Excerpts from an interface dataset
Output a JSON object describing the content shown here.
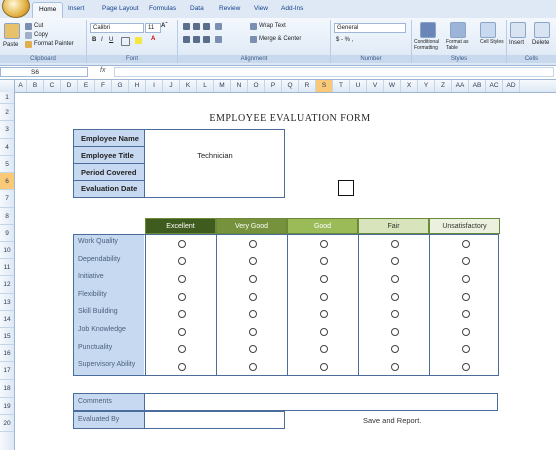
{
  "ribbon": {
    "tabs": [
      "Home",
      "Insert",
      "Page Layout",
      "Formulas",
      "Data",
      "Review",
      "View",
      "Add-Ins"
    ],
    "clipboard": {
      "paste": "Paste",
      "cut": "Cut",
      "copy": "Copy",
      "format_painter": "Format Painter",
      "label": "Clipboard"
    },
    "font": {
      "name": "Calibri",
      "size": "11",
      "label": "Font"
    },
    "alignment": {
      "wrap_text": "Wrap Text",
      "merge_center": "Merge & Center",
      "label": "Alignment"
    },
    "number": {
      "format": "General",
      "symbols": "$ - % ,",
      "label": "Number"
    },
    "styles": {
      "conditional": "Conditional Formatting",
      "format_table": "Format as Table",
      "cell_styles": "Cell Styles",
      "label": "Styles"
    },
    "cells": {
      "insert": "Insert",
      "delete": "Delete",
      "label": "Cells"
    }
  },
  "formula_bar": {
    "name_box": "S6",
    "fx": "fx",
    "value": ""
  },
  "columns": [
    "A",
    "B",
    "C",
    "D",
    "E",
    "F",
    "G",
    "H",
    "I",
    "J",
    "K",
    "L",
    "M",
    "N",
    "O",
    "P",
    "Q",
    "R",
    "S",
    "T",
    "U",
    "V",
    "W",
    "X",
    "Y",
    "Z",
    "AA",
    "AB",
    "AC",
    "AD"
  ],
  "selected_column": "S",
  "rows": [
    "1",
    "2",
    "3",
    "4",
    "5",
    "6",
    "7",
    "8",
    "9",
    "10",
    "11",
    "12",
    "13",
    "14",
    "15",
    "16",
    "17",
    "18",
    "19",
    "20"
  ],
  "selected_row": "6",
  "form": {
    "title": "EMPLOYEE EVALUATION FORM",
    "fields": [
      {
        "label": "Employee Name",
        "value": ""
      },
      {
        "label": "Employee Title",
        "value": "Technician"
      },
      {
        "label": "Period Covered",
        "value": ""
      },
      {
        "label": "Evaluation Date",
        "value": ""
      }
    ],
    "rating_headers": [
      {
        "label": "Excellent",
        "color": "#3f5c1e"
      },
      {
        "label": "Very Good",
        "color": "#76923c"
      },
      {
        "label": "Good",
        "color": "#9bbb59"
      },
      {
        "label": "Fair",
        "color": "#d7e4bc"
      },
      {
        "label": "Unsatisfactory",
        "color": "#ebf1de"
      }
    ],
    "criteria": [
      "Work Quality",
      "Dependability",
      "Initiative",
      "Flexibility",
      "Skill Building",
      "Job Knowledge",
      "Punctuality",
      "Supervisory Ability"
    ],
    "comments_label": "Comments",
    "evaluated_by_label": "Evaluated By",
    "save_text": "Save and Report."
  }
}
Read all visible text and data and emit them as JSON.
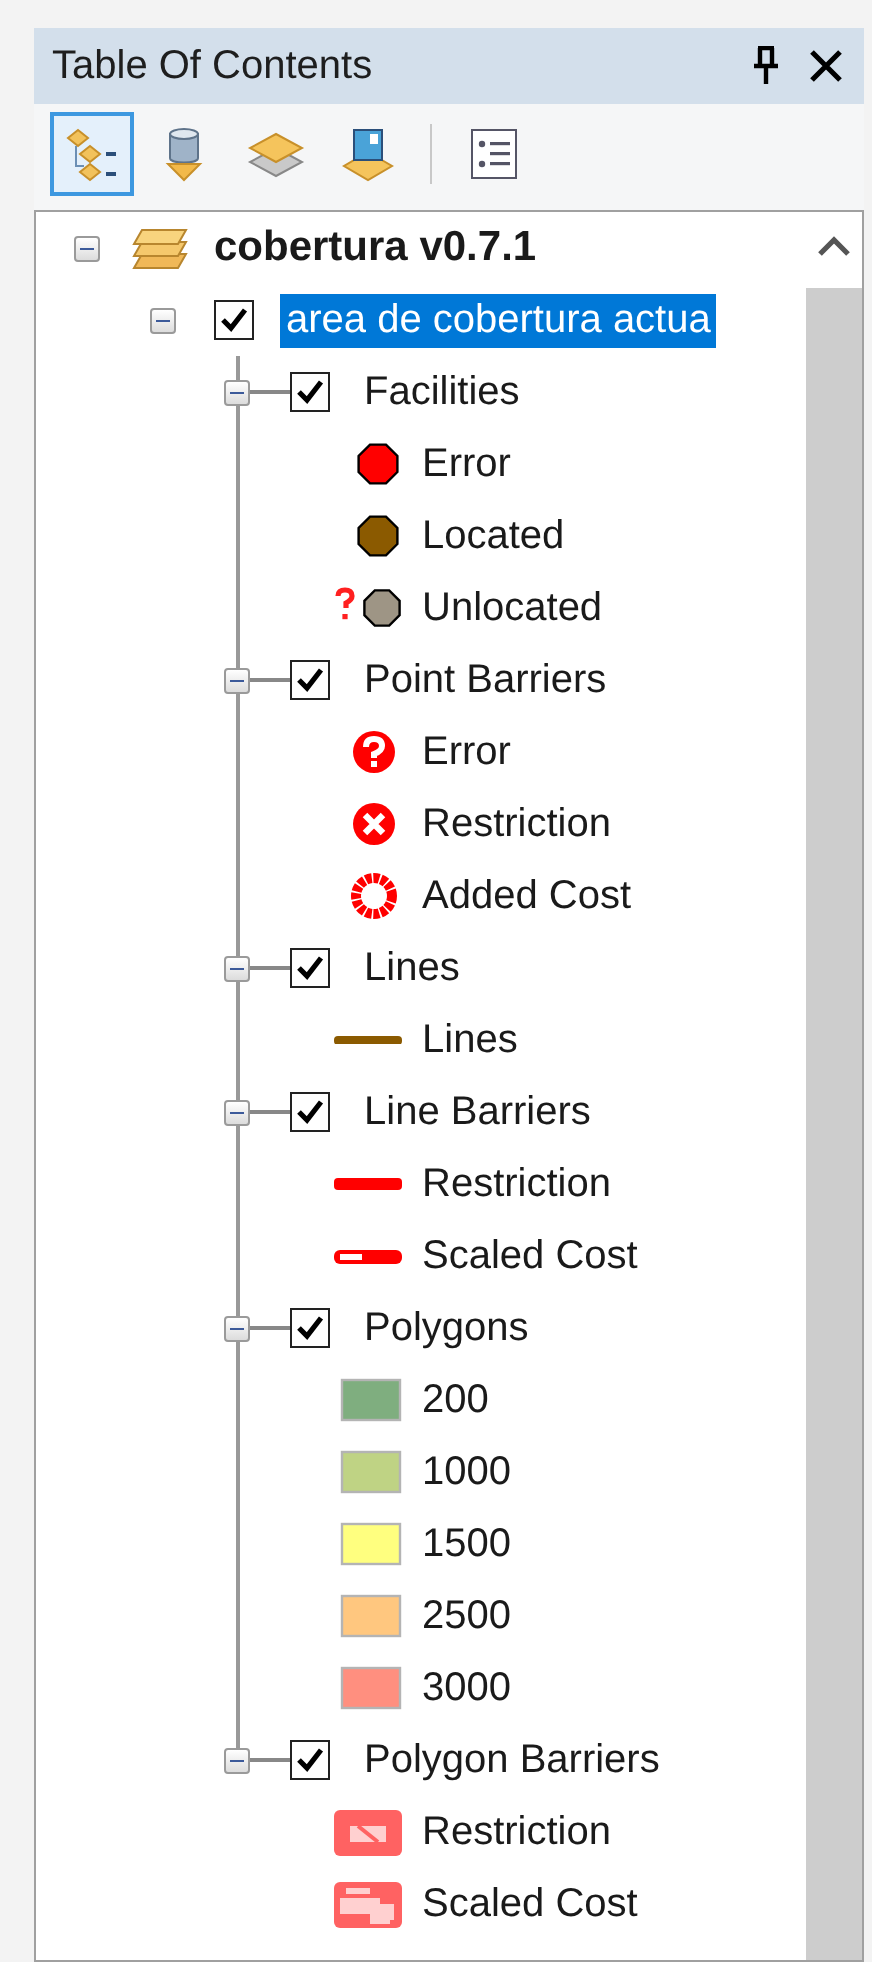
{
  "panel": {
    "title": "Table Of Contents"
  },
  "toolbar": {
    "buttons": [
      {
        "kind": "drawing-order",
        "selected": true
      },
      {
        "kind": "source",
        "selected": false
      },
      {
        "kind": "visibility",
        "selected": false
      },
      {
        "kind": "selection",
        "selected": false
      },
      {
        "kind": "options",
        "selected": false
      }
    ]
  },
  "tree": {
    "label": "cobertura v0.7.1",
    "expanded": true,
    "children": [
      {
        "label": "area de cobertura actua",
        "checked": true,
        "selected": true,
        "expanded": true,
        "children": [
          {
            "label": "Facilities",
            "checked": true,
            "expanded": true,
            "legend": [
              {
                "label": "Error",
                "kind": "point",
                "color": "#ff0000"
              },
              {
                "label": "Located",
                "kind": "point",
                "color": "#8b5a00"
              },
              {
                "label": "Unlocated",
                "kind": "unlocated-point",
                "color": "#9e9585"
              }
            ]
          },
          {
            "label": "Point Barriers",
            "checked": true,
            "expanded": true,
            "legend": [
              {
                "label": "Error",
                "kind": "question-marker"
              },
              {
                "label": "Restriction",
                "kind": "cross-marker"
              },
              {
                "label": "Added Cost",
                "kind": "ring-marker"
              }
            ]
          },
          {
            "label": "Lines",
            "checked": true,
            "expanded": true,
            "legend": [
              {
                "label": "Lines",
                "kind": "line",
                "color": "#8b5a00"
              }
            ]
          },
          {
            "label": "Line Barriers",
            "checked": true,
            "expanded": true,
            "legend": [
              {
                "label": "Restriction",
                "kind": "line",
                "color": "#ff0000"
              },
              {
                "label": "Scaled Cost",
                "kind": "hollow-line",
                "color": "#ff0000"
              }
            ]
          },
          {
            "label": "Polygons",
            "checked": true,
            "expanded": true,
            "legend": [
              {
                "label": "200",
                "kind": "fill",
                "color": "#7fae7f"
              },
              {
                "label": "1000",
                "kind": "fill",
                "color": "#bfd384"
              },
              {
                "label": "1500",
                "kind": "fill",
                "color": "#ffff7f"
              },
              {
                "label": "2500",
                "kind": "fill",
                "color": "#ffc77f"
              },
              {
                "label": "3000",
                "kind": "fill",
                "color": "#ff8f7f"
              }
            ]
          },
          {
            "label": "Polygon Barriers",
            "checked": true,
            "expanded": true,
            "legend": [
              {
                "label": "Restriction",
                "kind": "hatch-block"
              },
              {
                "label": "Scaled Cost",
                "kind": "split-block"
              }
            ]
          }
        ]
      }
    ]
  }
}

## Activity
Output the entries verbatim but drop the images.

## Task answer
Output a JSON object describing the content shown here.
{
  "ribbon": {
    "tabs": [
      "Home",
      "Insert",
      "Page Layout",
      "Formulas",
      "Data",
      "Review",
      "View",
      "Add-Ins"
    ],
    "clipboard": {
      "paste": "Paste",
      "cut": "Cut",
      "copy": "Copy",
      "format_painter": "Format Painter",
      "label": "Clipboard"
    },
    "font": {
      "name": "Calibri",
      "size": "11",
      "label": "Font"
    },
    "alignment": {
      "wrap_text": "Wrap Text",
      "merge_center": "Merge & Center",
      "label": "Alignment"
    },
    "number": {
      "format": "General",
      "symbols": "$ - % ,",
      "label": "Number"
    },
    "styles": {
      "conditional": "Conditional Formatting",
      "format_table": "Format as Table",
      "cell_styles": "Cell Styles",
      "label": "Styles"
    },
    "cells": {
      "insert": "Insert",
      "delete": "Delete",
      "label": "Cells"
    }
  },
  "formula_bar": {
    "name_box": "S6",
    "fx": "fx",
    "value": ""
  },
  "columns": [
    "A",
    "B",
    "C",
    "D",
    "E",
    "F",
    "G",
    "H",
    "I",
    "J",
    "K",
    "L",
    "M",
    "N",
    "O",
    "P",
    "Q",
    "R",
    "S",
    "T",
    "U",
    "V",
    "W",
    "X",
    "Y",
    "Z",
    "AA",
    "AB",
    "AC",
    "AD"
  ],
  "selected_column": "S",
  "rows": [
    "1",
    "2",
    "3",
    "4",
    "5",
    "6",
    "7",
    "8",
    "9",
    "10",
    "11",
    "12",
    "13",
    "14",
    "15",
    "16",
    "17",
    "18",
    "19",
    "20"
  ],
  "selected_row": "6",
  "form": {
    "title": "EMPLOYEE EVALUATION FORM",
    "fields": [
      {
        "label": "Employee Name",
        "value": ""
      },
      {
        "label": "Employee Title",
        "value": "Technician"
      },
      {
        "label": "Period Covered",
        "value": ""
      },
      {
        "label": "Evaluation Date",
        "value": ""
      }
    ],
    "rating_headers": [
      {
        "label": "Excellent",
        "color": "#3f5c1e"
      },
      {
        "label": "Very Good",
        "color": "#76923c"
      },
      {
        "label": "Good",
        "color": "#9bbb59"
      },
      {
        "label": "Fair",
        "color": "#d7e4bc"
      },
      {
        "label": "Unsatisfactory",
        "color": "#ebf1de"
      }
    ],
    "criteria": [
      "Work Quality",
      "Dependability",
      "Initiative",
      "Flexibility",
      "Skill Building",
      "Job Knowledge",
      "Punctuality",
      "Supervisory Ability"
    ],
    "comments_label": "Comments",
    "evaluated_by_label": "Evaluated By",
    "save_text": "Save and Report."
  }
}
Read all visible text and data and emit them as JSON.
{
  "panel": {
    "title": "Table Of Contents"
  },
  "toolbar": {
    "buttons": [
      {
        "kind": "drawing-order",
        "selected": true
      },
      {
        "kind": "source",
        "selected": false
      },
      {
        "kind": "visibility",
        "selected": false
      },
      {
        "kind": "selection",
        "selected": false
      },
      {
        "kind": "options",
        "selected": false
      }
    ]
  },
  "tree": {
    "label": "cobertura v0.7.1",
    "expanded": true,
    "children": [
      {
        "label": "area de cobertura actua",
        "checked": true,
        "selected": true,
        "expanded": true,
        "children": [
          {
            "label": "Facilities",
            "checked": true,
            "expanded": true,
            "legend": [
              {
                "label": "Error",
                "kind": "point",
                "color": "#ff0000"
              },
              {
                "label": "Located",
                "kind": "point",
                "color": "#8b5a00"
              },
              {
                "label": "Unlocated",
                "kind": "unlocated-point",
                "color": "#9e9585"
              }
            ]
          },
          {
            "label": "Point Barriers",
            "checked": true,
            "expanded": true,
            "legend": [
              {
                "label": "Error",
                "kind": "question-marker"
              },
              {
                "label": "Restriction",
                "kind": "cross-marker"
              },
              {
                "label": "Added Cost",
                "kind": "ring-marker"
              }
            ]
          },
          {
            "label": "Lines",
            "checked": true,
            "expanded": true,
            "legend": [
              {
                "label": "Lines",
                "kind": "line",
                "color": "#8b5a00"
              }
            ]
          },
          {
            "label": "Line Barriers",
            "checked": true,
            "expanded": true,
            "legend": [
              {
                "label": "Restriction",
                "kind": "line",
                "color": "#ff0000"
              },
              {
                "label": "Scaled Cost",
                "kind": "hollow-line",
                "color": "#ff0000"
              }
            ]
          },
          {
            "label": "Polygons",
            "checked": true,
            "expanded": true,
            "legend": [
              {
                "label": "200",
                "kind": "fill",
                "color": "#7fae7f"
              },
              {
                "label": "1000",
                "kind": "fill",
                "color": "#bfd384"
              },
              {
                "label": "1500",
                "kind": "fill",
                "color": "#ffff7f"
              },
              {
                "label": "2500",
                "kind": "fill",
                "color": "#ffc77f"
              },
              {
                "label": "3000",
                "kind": "fill",
                "color": "#ff8f7f"
              }
            ]
          },
          {
            "label": "Polygon Barriers",
            "checked": true,
            "expanded": true,
            "legend": [
              {
                "label": "Restriction",
                "kind": "hatch-block"
              },
              {
                "label": "Scaled Cost",
                "kind": "split-block"
              }
            ]
          }
        ]
      }
    ]
  }
}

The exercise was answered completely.